Data records for software interfaces:
════════

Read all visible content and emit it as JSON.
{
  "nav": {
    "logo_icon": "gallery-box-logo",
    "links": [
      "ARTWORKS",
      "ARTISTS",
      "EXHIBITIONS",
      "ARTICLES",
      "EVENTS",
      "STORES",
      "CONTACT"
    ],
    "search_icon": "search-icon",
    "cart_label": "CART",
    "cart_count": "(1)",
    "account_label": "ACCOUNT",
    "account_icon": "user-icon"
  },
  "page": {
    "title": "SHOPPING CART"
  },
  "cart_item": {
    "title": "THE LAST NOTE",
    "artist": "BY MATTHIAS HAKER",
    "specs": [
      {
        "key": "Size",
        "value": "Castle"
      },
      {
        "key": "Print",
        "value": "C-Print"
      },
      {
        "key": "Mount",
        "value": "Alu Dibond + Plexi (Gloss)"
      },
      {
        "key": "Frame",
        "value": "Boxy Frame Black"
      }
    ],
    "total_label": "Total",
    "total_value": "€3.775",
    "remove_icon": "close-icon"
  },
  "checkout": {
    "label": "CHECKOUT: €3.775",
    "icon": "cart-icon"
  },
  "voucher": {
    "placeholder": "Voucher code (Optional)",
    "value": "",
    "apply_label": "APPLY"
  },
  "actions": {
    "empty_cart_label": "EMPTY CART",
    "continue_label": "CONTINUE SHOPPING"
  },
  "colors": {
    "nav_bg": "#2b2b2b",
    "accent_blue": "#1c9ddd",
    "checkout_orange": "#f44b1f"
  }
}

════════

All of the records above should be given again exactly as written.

▸ ANSWER TO THIS PROBLEM:
Read all visible content and emit it as JSON.
{
  "nav": {
    "logo_icon": "gallery-box-logo",
    "links": [
      "ARTWORKS",
      "ARTISTS",
      "EXHIBITIONS",
      "ARTICLES",
      "EVENTS",
      "STORES",
      "CONTACT"
    ],
    "search_icon": "search-icon",
    "cart_label": "CART",
    "cart_count": "(1)",
    "account_label": "ACCOUNT",
    "account_icon": "user-icon"
  },
  "page": {
    "title": "SHOPPING CART"
  },
  "cart_item": {
    "title": "THE LAST NOTE",
    "artist": "BY MATTHIAS HAKER",
    "specs": [
      {
        "key": "Size",
        "value": "Castle"
      },
      {
        "key": "Print",
        "value": "C-Print"
      },
      {
        "key": "Mount",
        "value": "Alu Dibond + Plexi (Gloss)"
      },
      {
        "key": "Frame",
        "value": "Boxy Frame Black"
      }
    ],
    "total_label": "Total",
    "total_value": "€3.775",
    "remove_icon": "close-icon"
  },
  "checkout": {
    "label": "CHECKOUT: €3.775",
    "icon": "cart-icon"
  },
  "voucher": {
    "placeholder": "Voucher code (Optional)",
    "value": "",
    "apply_label": "APPLY"
  },
  "actions": {
    "empty_cart_label": "EMPTY CART",
    "continue_label": "CONTINUE SHOPPING"
  },
  "colors": {
    "nav_bg": "#2b2b2b",
    "accent_blue": "#1c9ddd",
    "checkout_orange": "#f44b1f"
  }
}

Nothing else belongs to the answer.